Component data from apps and pages
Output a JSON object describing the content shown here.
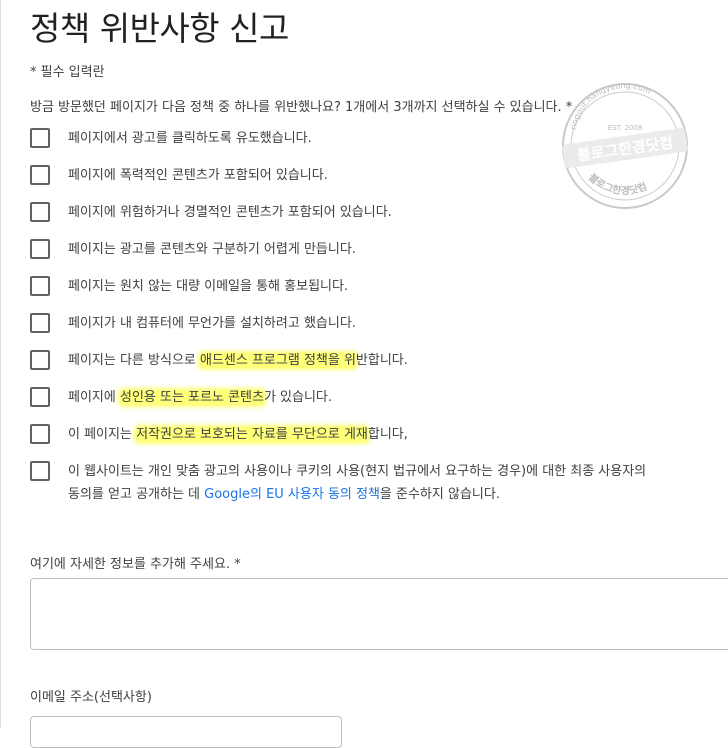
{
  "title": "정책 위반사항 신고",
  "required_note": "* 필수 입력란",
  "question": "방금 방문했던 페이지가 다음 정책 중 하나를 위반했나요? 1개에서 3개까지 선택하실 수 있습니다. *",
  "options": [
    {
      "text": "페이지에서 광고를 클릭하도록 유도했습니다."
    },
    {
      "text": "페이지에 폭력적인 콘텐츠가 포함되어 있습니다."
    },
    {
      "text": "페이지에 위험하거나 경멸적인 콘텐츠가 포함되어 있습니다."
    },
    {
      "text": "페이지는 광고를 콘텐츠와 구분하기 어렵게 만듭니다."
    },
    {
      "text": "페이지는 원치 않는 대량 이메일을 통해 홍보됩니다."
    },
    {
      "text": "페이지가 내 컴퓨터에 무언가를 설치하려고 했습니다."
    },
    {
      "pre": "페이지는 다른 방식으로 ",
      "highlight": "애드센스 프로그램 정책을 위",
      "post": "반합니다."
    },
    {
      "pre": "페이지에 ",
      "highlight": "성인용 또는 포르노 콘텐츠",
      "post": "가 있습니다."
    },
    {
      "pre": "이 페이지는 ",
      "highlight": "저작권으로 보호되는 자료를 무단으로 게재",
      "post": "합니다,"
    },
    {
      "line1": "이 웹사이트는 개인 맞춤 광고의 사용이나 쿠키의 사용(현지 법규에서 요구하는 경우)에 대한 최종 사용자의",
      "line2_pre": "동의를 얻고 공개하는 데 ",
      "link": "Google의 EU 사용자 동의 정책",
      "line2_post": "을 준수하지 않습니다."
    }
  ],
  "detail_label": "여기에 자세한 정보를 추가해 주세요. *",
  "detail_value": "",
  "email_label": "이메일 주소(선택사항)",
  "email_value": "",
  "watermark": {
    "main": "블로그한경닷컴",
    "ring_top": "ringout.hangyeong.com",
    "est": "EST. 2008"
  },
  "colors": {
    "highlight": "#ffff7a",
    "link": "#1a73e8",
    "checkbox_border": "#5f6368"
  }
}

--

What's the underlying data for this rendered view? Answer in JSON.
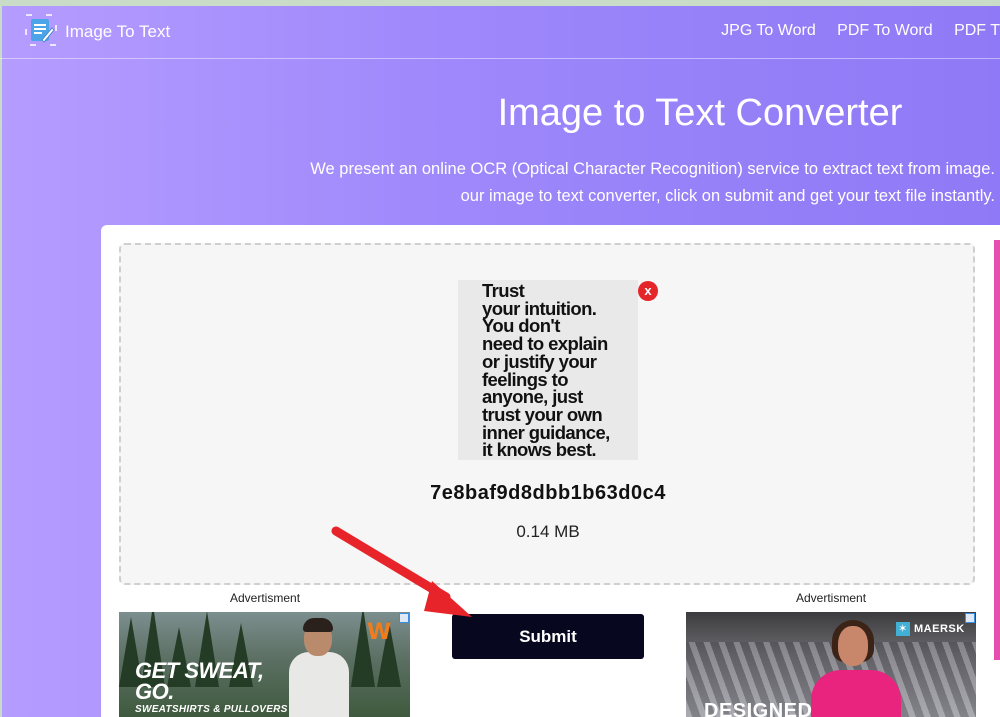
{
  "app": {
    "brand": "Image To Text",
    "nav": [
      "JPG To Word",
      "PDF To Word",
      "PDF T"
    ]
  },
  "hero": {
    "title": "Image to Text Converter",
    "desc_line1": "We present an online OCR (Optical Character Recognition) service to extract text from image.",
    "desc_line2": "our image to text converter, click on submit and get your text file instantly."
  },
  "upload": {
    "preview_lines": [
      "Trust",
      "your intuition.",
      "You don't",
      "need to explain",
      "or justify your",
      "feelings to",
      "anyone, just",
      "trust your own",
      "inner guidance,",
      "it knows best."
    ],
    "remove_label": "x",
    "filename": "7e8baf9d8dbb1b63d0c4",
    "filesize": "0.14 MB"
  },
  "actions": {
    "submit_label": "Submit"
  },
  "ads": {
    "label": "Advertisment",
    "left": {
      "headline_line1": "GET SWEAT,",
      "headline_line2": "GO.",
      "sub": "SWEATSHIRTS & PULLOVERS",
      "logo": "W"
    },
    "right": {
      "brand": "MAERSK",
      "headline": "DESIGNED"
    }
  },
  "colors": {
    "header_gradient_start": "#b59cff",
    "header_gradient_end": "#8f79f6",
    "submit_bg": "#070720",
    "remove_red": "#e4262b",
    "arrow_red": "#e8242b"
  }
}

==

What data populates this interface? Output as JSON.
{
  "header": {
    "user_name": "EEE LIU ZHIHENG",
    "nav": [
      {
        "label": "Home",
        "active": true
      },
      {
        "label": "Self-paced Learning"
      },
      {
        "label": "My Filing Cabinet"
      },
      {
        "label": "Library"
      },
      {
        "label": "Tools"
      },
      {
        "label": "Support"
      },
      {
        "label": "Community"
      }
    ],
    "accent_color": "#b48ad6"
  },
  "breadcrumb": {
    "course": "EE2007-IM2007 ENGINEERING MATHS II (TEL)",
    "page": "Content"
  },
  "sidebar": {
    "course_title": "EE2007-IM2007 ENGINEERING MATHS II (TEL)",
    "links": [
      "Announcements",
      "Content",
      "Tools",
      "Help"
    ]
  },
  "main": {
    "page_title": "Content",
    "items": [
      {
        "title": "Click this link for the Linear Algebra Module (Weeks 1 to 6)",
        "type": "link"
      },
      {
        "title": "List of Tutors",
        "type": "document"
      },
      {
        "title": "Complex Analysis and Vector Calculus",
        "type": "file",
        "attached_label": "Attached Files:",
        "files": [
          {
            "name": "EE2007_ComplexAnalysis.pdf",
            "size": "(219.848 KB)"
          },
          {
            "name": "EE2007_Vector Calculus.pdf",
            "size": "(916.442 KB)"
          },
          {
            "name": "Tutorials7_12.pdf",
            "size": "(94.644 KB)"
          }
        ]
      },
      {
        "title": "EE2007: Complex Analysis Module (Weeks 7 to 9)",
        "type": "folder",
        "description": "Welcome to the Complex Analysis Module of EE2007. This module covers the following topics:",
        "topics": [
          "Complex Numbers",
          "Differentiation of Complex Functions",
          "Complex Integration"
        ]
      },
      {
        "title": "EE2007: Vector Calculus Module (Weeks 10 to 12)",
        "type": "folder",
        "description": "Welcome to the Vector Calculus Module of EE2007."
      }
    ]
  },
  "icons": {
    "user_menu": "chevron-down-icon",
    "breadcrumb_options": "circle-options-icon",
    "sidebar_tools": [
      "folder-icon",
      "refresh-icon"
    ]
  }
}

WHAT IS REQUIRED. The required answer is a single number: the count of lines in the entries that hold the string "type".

ANSWER TO THIS EXERCISE. 5